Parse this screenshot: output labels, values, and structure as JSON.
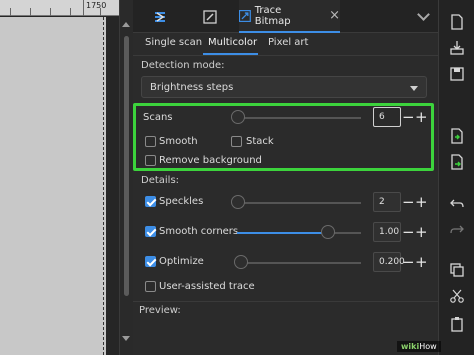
{
  "ruler": {
    "label": "1750"
  },
  "tabs": {
    "fill_stroke_icon": "fill-stroke-icon",
    "xml_editor_icon": "edit-icon",
    "trace_bitmap_label": "Trace Bitmap",
    "trace_bitmap_icon": "trace-bitmap-icon",
    "close": "×"
  },
  "subtabs": [
    "Single scan",
    "Multicolor",
    "Pixel art"
  ],
  "detection": {
    "label": "Detection mode:",
    "selected": "Brightness steps"
  },
  "scans": {
    "label": "Scans",
    "value": "6",
    "slider_fraction": 0.0,
    "smooth_label": "Smooth",
    "smooth_checked": false,
    "stack_label": "Stack",
    "stack_checked": false,
    "remove_bg_label": "Remove background",
    "remove_bg_checked": false
  },
  "details": {
    "label": "Details:",
    "speckles_label": "Speckles",
    "speckles_checked": true,
    "speckles_value": "2",
    "speckles_fraction": 0.0,
    "smooth_corners_label": "Smooth corners",
    "smooth_corners_checked": true,
    "smooth_corners_value": "1.00",
    "smooth_corners_fraction": 0.75,
    "optimize_label": "Optimize",
    "optimize_checked": true,
    "optimize_value": "0.200",
    "optimize_fraction": 0.0,
    "user_assisted_label": "User-assisted trace",
    "user_assisted_checked": false
  },
  "preview": {
    "label": "Preview:"
  },
  "stepper": {
    "minus": "−",
    "plus": "+"
  },
  "toolbar_icons": [
    "new-document-icon",
    "import-icon",
    "save-icon",
    "export-icon",
    "undo-icon",
    "redo-icon",
    "copy-icon",
    "cut-icon",
    "paste-icon",
    "trash-icon"
  ],
  "watermark": {
    "prefix": "wiki",
    "suffix": "How"
  },
  "colors": {
    "accent": "#3d8ee6",
    "highlight": "#3cd33c"
  }
}
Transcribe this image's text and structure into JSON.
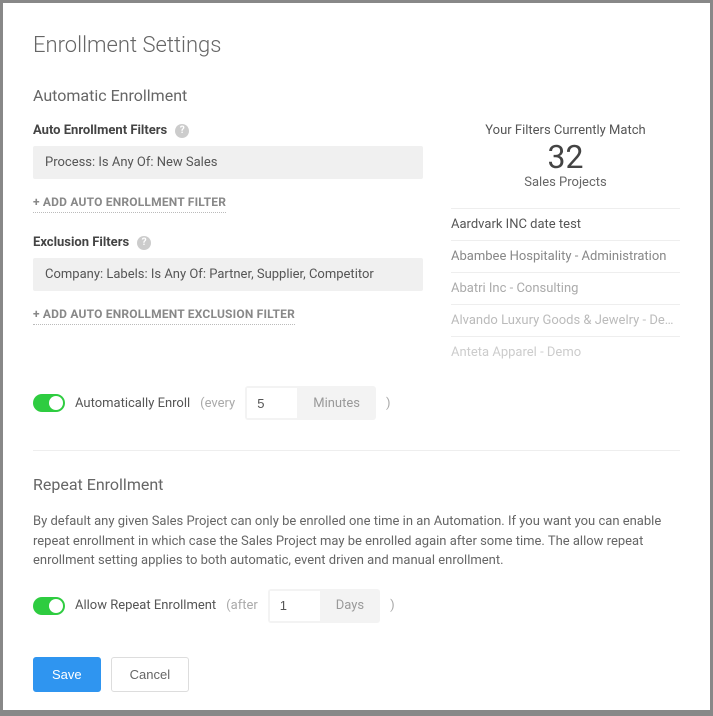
{
  "title": "Enrollment Settings",
  "automatic": {
    "heading": "Automatic Enrollment",
    "auto_filters_label": "Auto Enrollment Filters",
    "auto_filter_chip": "Process: Is Any Of: New Sales",
    "add_auto_filter": "+ ADD AUTO ENROLLMENT FILTER",
    "exclusion_filters_label": "Exclusion Filters",
    "exclusion_chip": "Company: Labels: Is Any Of: Partner, Supplier, Competitor",
    "add_exclusion_filter": "+ ADD AUTO ENROLLMENT EXCLUSION FILTER",
    "match_header": "Your Filters Currently Match",
    "match_count": "32",
    "match_sub": "Sales Projects",
    "matches": [
      "Aardvark INC date test",
      "Abambee Hospitality - Administration",
      "Abatri Inc - Consulting",
      "Alvando Luxury Goods & Jewelry - De…",
      "Anteta Apparel - Demo"
    ],
    "enroll_toggle_label": "Automatically Enroll",
    "every_prefix": "(every",
    "interval_value": "5",
    "interval_unit": "Minutes",
    "paren_close": ")"
  },
  "repeat": {
    "heading": "Repeat Enrollment",
    "description": "By default any given Sales Project can only be enrolled one time in an Automation. If you want you can enable repeat enrollment in which case the Sales Project may be enrolled again after some time. The allow repeat enrollment setting applies to both automatic, event driven and manual enrollment.",
    "toggle_label": "Allow Repeat Enrollment",
    "after_prefix": "(after",
    "interval_value": "1",
    "interval_unit": "Days",
    "paren_close": ")"
  },
  "buttons": {
    "save": "Save",
    "cancel": "Cancel"
  }
}
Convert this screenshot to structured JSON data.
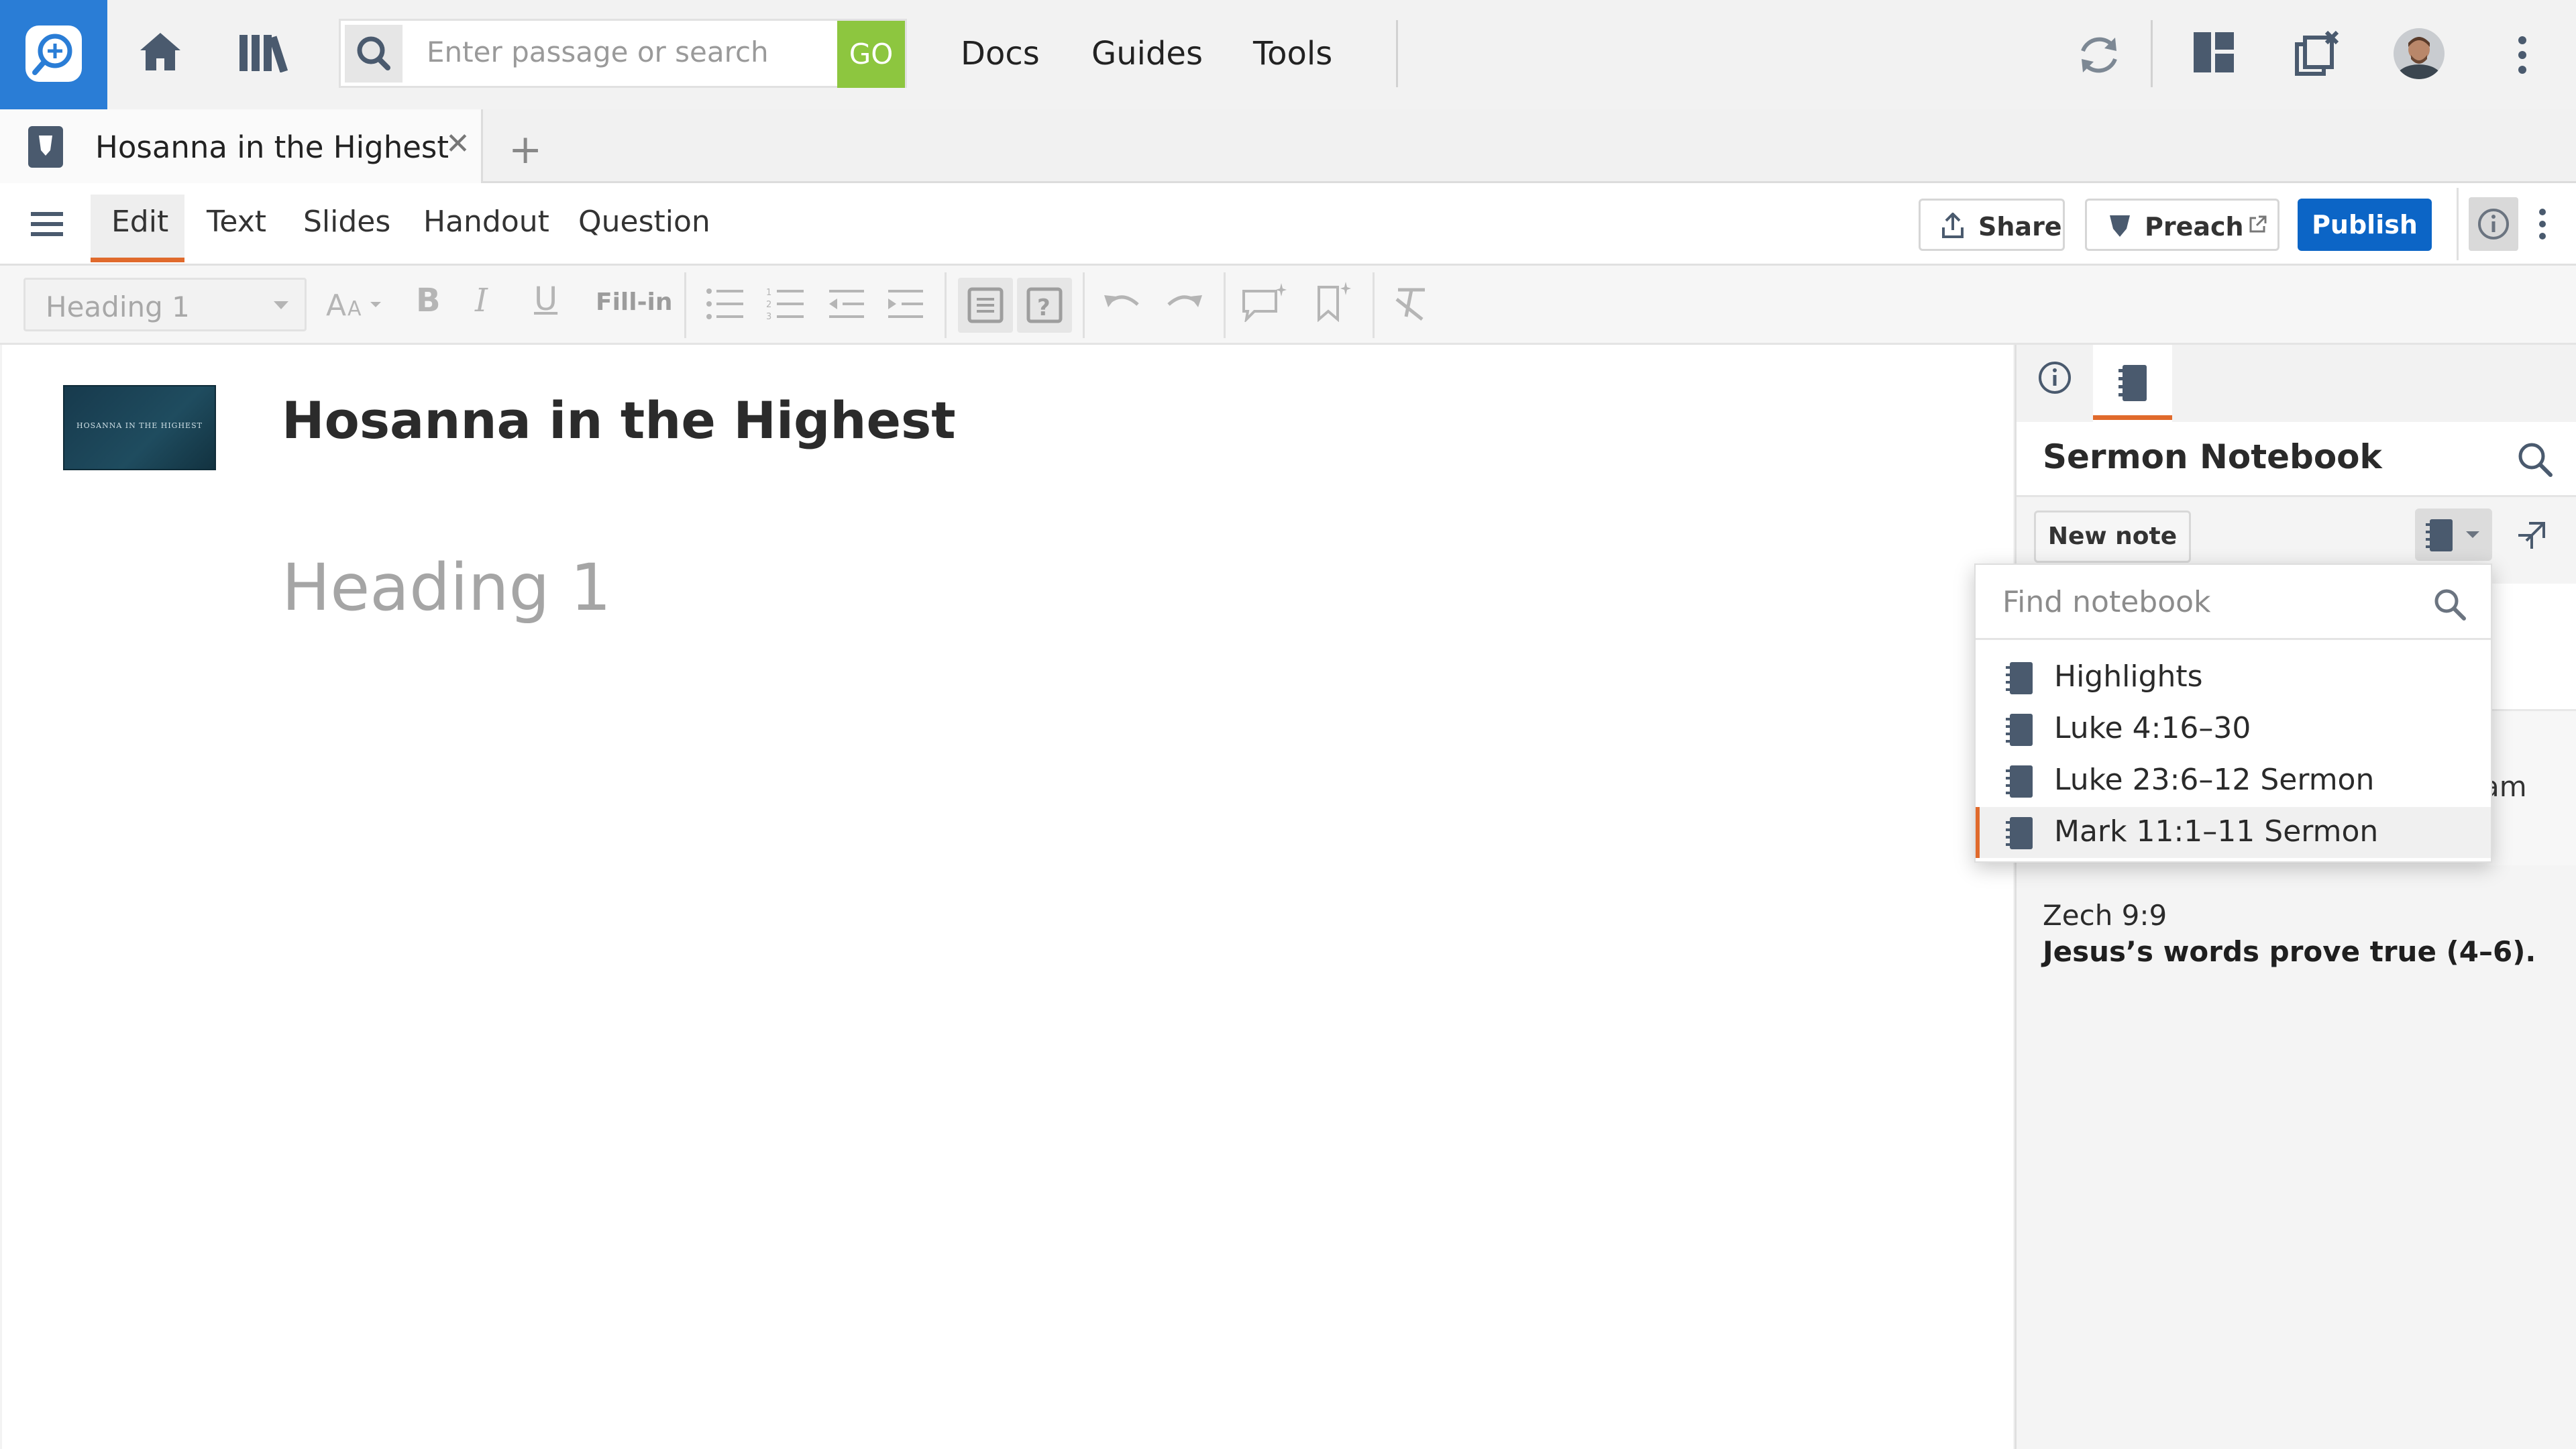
{
  "topbar": {
    "search_placeholder": "Enter passage or search",
    "go_label": "GO",
    "nav": [
      "Docs",
      "Guides",
      "Tools"
    ],
    "icons": [
      "logos-search-logo-icon",
      "home-icon",
      "library-icon",
      "sync-icon",
      "layout-icon",
      "close-panels-icon",
      "user-avatar",
      "more-vertical-icon"
    ]
  },
  "tabs": {
    "doc_tab_title": "Hosanna in the Highest",
    "close_symbol": "✕",
    "add_symbol": "+"
  },
  "modebar": {
    "modes": [
      "Edit",
      "Text",
      "Slides",
      "Handout",
      "Question"
    ],
    "active_mode": "Edit",
    "share_label": "Share",
    "preach_label": "Preach",
    "publish_label": "Publish"
  },
  "format": {
    "style_value": "Heading 1",
    "fill_in_label": "Fill-in"
  },
  "editor": {
    "thumbnail_text": "HOSANNA IN THE HIGHEST",
    "title": "Hosanna in the Highest",
    "heading_placeholder": "Heading 1"
  },
  "panel": {
    "title": "Sermon Notebook",
    "new_note_label": "New note",
    "find_placeholder": "Find notebook",
    "notebooks": [
      "Highlights",
      "Luke 4:16–30",
      "Luke 23:6–12 Sermon",
      "Mark 11:1–11 Sermon"
    ],
    "selected_notebook": "Mark 11:1–11 Sermon",
    "partial_text": "am",
    "note_reference": "Zech 9:9",
    "note_text": "Jesus’s words prove true (4–6)."
  },
  "colors": {
    "logo_blue": "#2a7dd6",
    "go_green": "#8dc63f",
    "publish_blue": "#0c65c6",
    "accent_orange": "#e06a2c"
  }
}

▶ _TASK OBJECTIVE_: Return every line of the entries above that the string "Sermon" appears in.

▶ _EXERCISE RESULT_:
    "title": "Sermon Notebook",
      "Luke 23:6–12 Sermon",
      "Mark 11:1–11 Sermon"
    "selected_notebook": "Mark 11:1–11 Sermon",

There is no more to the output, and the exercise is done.